Items from an interface collection:
◆ ◆ ◆

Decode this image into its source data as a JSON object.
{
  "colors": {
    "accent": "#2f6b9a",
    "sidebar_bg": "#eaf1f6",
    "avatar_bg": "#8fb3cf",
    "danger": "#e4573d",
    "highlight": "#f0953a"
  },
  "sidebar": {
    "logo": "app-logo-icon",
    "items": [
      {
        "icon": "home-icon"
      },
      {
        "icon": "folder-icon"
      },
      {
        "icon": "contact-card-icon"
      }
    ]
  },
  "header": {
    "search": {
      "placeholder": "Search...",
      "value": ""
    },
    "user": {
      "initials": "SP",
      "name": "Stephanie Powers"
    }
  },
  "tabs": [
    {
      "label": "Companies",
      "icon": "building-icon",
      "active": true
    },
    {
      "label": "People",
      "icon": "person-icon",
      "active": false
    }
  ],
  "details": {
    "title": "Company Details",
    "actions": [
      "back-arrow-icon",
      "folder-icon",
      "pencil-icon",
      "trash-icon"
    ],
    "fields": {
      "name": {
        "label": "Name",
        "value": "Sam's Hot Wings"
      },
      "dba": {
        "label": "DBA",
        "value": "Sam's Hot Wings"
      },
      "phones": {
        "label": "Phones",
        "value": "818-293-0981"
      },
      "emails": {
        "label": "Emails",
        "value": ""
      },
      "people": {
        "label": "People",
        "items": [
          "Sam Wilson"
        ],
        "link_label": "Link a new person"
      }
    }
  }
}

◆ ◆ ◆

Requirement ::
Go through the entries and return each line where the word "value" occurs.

Answer for this exercise ::
      "value": ""
        "value": "Sam's Hot Wings"
        "value": "Sam's Hot Wings"
        "value": "818-293-0981"
        "value": ""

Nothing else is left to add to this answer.